It’s always exciting to see creativity and craft come together. Bespoke shoemaker Nicholas Templeman is coming to the US this month, starting Friday, October 9th. He’ll be visiting New York City, Boston, Chicago, and San Francisco. To prepare for his tour, he’s put together a collection of eight samples – ranging from the sort of conservative oxfords he used to help make for John Lobb of St. James, to dandier styles, such as a bright-colored button shoe.
My favorites from him are somewhere in between – styles that have a bit more flair than a traditional oxford, but are conservative enough to wear with a simple suit or sport coat. The adelaides above, for example, are beautifully made from a smooth box calf, and then distinguished with hatch grain facings and counters. A bit of interesting history: box calf used to refer to a hand curried and boarded leather – called so either because the object they used to prepare the leather was box-like, or because the process created box-like markings. It was supposedly done to help soften the leather, but nowadays, that’s done through the tanning process, so the term box calf just refers to a smooth (usually black) leather, like you see above.

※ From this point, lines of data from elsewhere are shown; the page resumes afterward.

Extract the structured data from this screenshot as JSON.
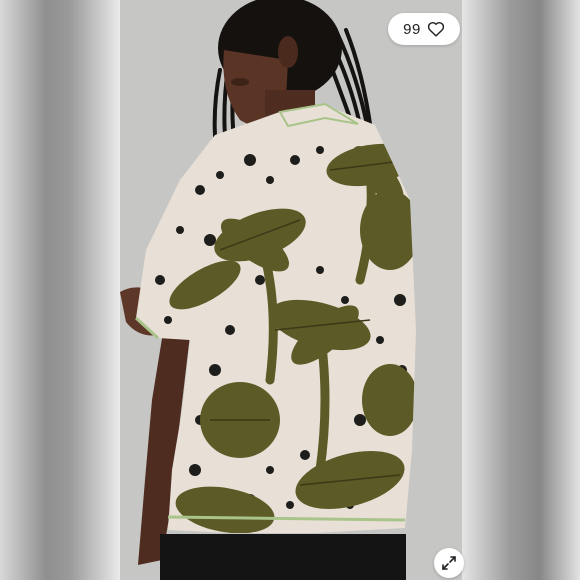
{
  "listing": {
    "likes": {
      "count": "99",
      "icon": "heart-outline-icon"
    },
    "expand": {
      "icon": "expand-arrows-icon"
    }
  },
  "colors": {
    "shirt_base": "#e8e0d6",
    "palm_olive": "#5c5a26",
    "spots": "#1d1d1b",
    "piping": "#a9c48a",
    "photo_backdrop": "#c6c6c4"
  }
}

I also like this five-eyelet Norwegian, made from a waxed calf and decorated with a beautifully finished apron. The stitching you see on the apron was executed with a slightly modified saddle-stitch. Whereas traditional saddle-stitching is done by passing two needles through the same hole (seen here in this Hermes video), Nicholas wove a piece of thread through each loop before pulling the stitching tight. The result is this beautifully decorative stitch that can be used on any material – including suede, which typically doesn’t take pie-crust aprons very well, at least compared to calf, because of the looser packing of the fibers. Possibly nice if you want some hand detailing on a Norwegian apron, but have been unsatisfied with suede Edward Green Dovers.

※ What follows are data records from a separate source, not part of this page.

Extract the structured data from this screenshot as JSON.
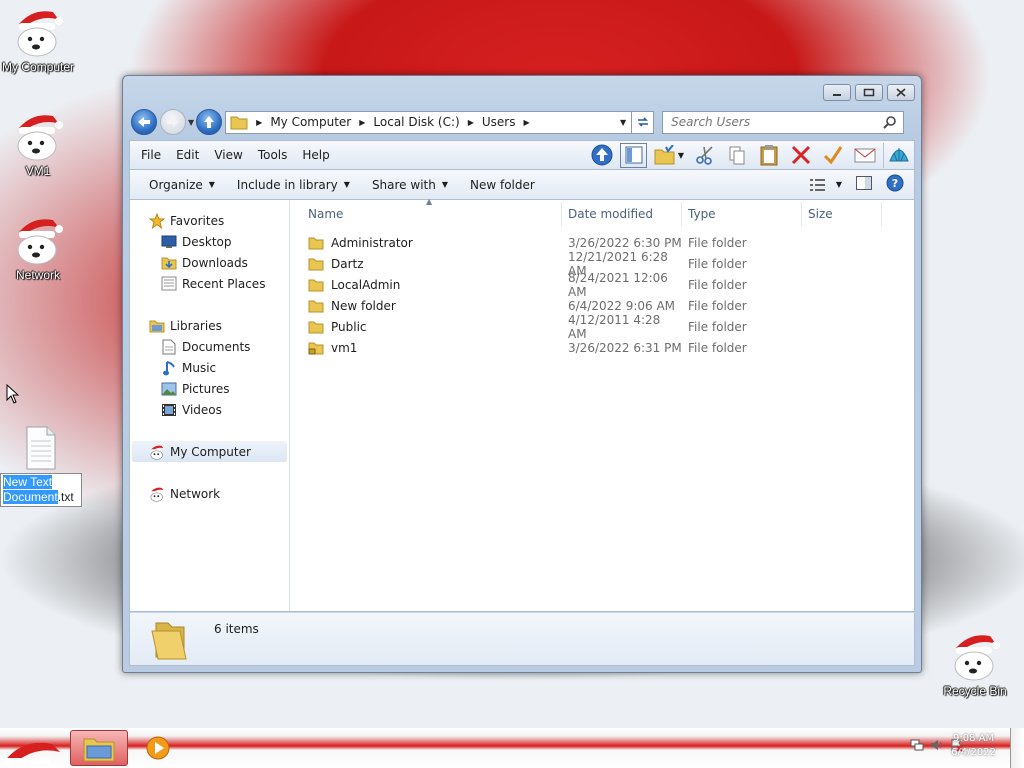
{
  "desktop": {
    "icons": [
      {
        "label": "My Computer"
      },
      {
        "label": "VM1"
      },
      {
        "label": "Network"
      },
      {
        "label": "Recycle Bin"
      }
    ],
    "text_file": {
      "label_selected": "New Text Document",
      "label_ext": ".txt"
    }
  },
  "window": {
    "address": {
      "segments": [
        "My Computer",
        "Local Disk (C:)",
        "Users"
      ]
    },
    "search": {
      "placeholder": "Search Users"
    },
    "menu": [
      "File",
      "Edit",
      "View",
      "Tools",
      "Help"
    ],
    "commands": {
      "organize": "Organize",
      "include_in_library": "Include in library",
      "share_with": "Share with",
      "new_folder": "New folder"
    },
    "nav": {
      "favorites": "Favorites",
      "favorites_items": [
        "Desktop",
        "Downloads",
        "Recent Places"
      ],
      "libraries": "Libraries",
      "libraries_items": [
        "Documents",
        "Music",
        "Pictures",
        "Videos"
      ],
      "my_computer": "My Computer",
      "network": "Network"
    },
    "columns": {
      "name": "Name",
      "date": "Date modified",
      "type": "Type",
      "size": "Size"
    },
    "files": [
      {
        "name": "Administrator",
        "date": "3/26/2022 6:30 PM",
        "type": "File folder"
      },
      {
        "name": "Dartz",
        "date": "12/21/2021 6:28 AM",
        "type": "File folder"
      },
      {
        "name": "LocalAdmin",
        "date": "8/24/2021 12:06 AM",
        "type": "File folder"
      },
      {
        "name": "New folder",
        "date": "6/4/2022 9:06 AM",
        "type": "File folder"
      },
      {
        "name": "Public",
        "date": "4/12/2011 4:28 AM",
        "type": "File folder"
      },
      {
        "name": "vm1",
        "date": "3/26/2022 6:31 PM",
        "type": "File folder"
      }
    ],
    "status": {
      "item_count": "6 items"
    }
  },
  "taskbar": {
    "clock_time": "9:08 AM",
    "clock_date": "6/4/2022"
  },
  "colors": {
    "selection": "#3399ff",
    "hat_red": "#d62020"
  }
}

It’s a bit hard to see in the photos, but the shoes were also finished with a squared waist, which is what you would typically see on factory-made footwear (most bespoke shoes are finished with a beveled waist, where the waist is curved for a refined look). Squared waists, however, are a bit better suited to some styles. “Country shoes, for example, are better with squared waists,” says Nicholas. “They’re designed for when you’re sitting on a horse, so a curved waist wouldn’t be practical, although a customer can of course get anything he wants.”
Next up, a Paris monk, which is defined by its straight seams along the quarters. If you look closely at the sides of the shoe, you’ll notice that the seams come straight up from the welt, leading to the buckle. This differs from other single monkstraps, which have angled side seams, like you’d find on a derby.

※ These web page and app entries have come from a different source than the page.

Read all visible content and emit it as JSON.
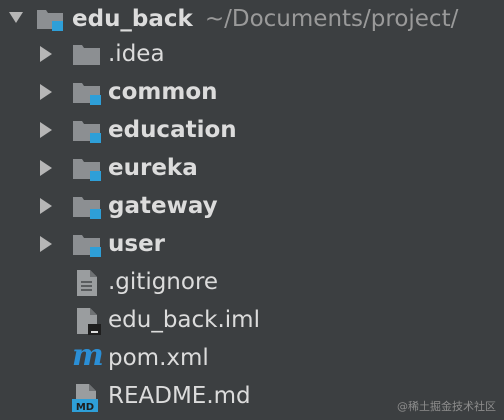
{
  "tree": {
    "root": {
      "name": "edu_back",
      "path": "~/Documents/project/"
    },
    "folders": [
      {
        "name": ".idea",
        "module": false
      },
      {
        "name": "common",
        "module": true
      },
      {
        "name": "education",
        "module": true
      },
      {
        "name": "eureka",
        "module": true
      },
      {
        "name": "gateway",
        "module": true
      },
      {
        "name": "user",
        "module": true
      }
    ],
    "files": [
      {
        "name": ".gitignore",
        "icon": "text-file-icon"
      },
      {
        "name": "edu_back.iml",
        "icon": "module-file-icon"
      },
      {
        "name": "pom.xml",
        "icon": "maven-icon"
      },
      {
        "name": "README.md",
        "icon": "markdown-icon",
        "badge": "MD"
      }
    ]
  },
  "watermark": "@稀土掘金技术社区",
  "colors": {
    "background": "#3c3f41",
    "folder": "#8c8f92",
    "module_badge": "#2e9fd8",
    "maven": "#2b8fd6"
  }
}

It’s unclear where the name Paris monk came from, although one possibility is the slightly more Continental style. The toe here looks a bit more elongated than a traditional English shoe, but not because the toe is actually long. Rather, it’s because the strap and seams have been placed further back. Like with the adelaides at the top of this post, these monks have been made from box calf.
Finally, some chukka boots that were partly inspired by Japanese shoemaker Clematis. The back here is a little higher and the vamp nicely curves up. If made for a customer, Nicholas tells me that the laces would probably have to be set a little lower for comfort, although he kept them high on this sample for stylistic purposes. The curvy, decorative stitching on the quarters help break up that expanse of leather.
A bit of fun history: ever wonder why shoemakers stamp their name on their soles? It’s not because they’re hoping for a bit of advertising every time you cross your legs. The practice apparently started long ago in London, when there were dozens of bespoke shoe firms and everyone relied on the same network of outworkers. Nicholas explains:
That stamp on the sole is what firms used to do when the trade was a lot busier. You had work and materials going to outworkers here, there, and everywhere, so an unscrupulous maker might swap your high-grade Croggans outsole leather for some tooty, rough stuff he had laying around. You stamped your mark on the soles and top heels to make sure the same stuff came back! Today, it’s just a nice bit of history to maintain, of course.
Nicholas does his imprinting by hitting the leather really hard with a hammer and carpenter’s handstamp, although the process isn’t as simple as it sounds. “With Lobb, there are just four letters, so you don’t have to worry about the angle too much. But I have this terribly long name, so sometimes it takes a few tries.” We all work with what we’re born with, I suppose.
If you’re interested in seeing Nicholas on this trip, shoot him an email soon. He’s arriving in New York City on Friday and will be making his way towards San Francisco over the next week. He’s also offering a small introductory discount, given that it’s his first time touring the country as an independent shoemaker (although he’s come before as a representative of Lobb). Prices aren’t cheap, but they’re lower than other London makers. You can see his travel schedule here.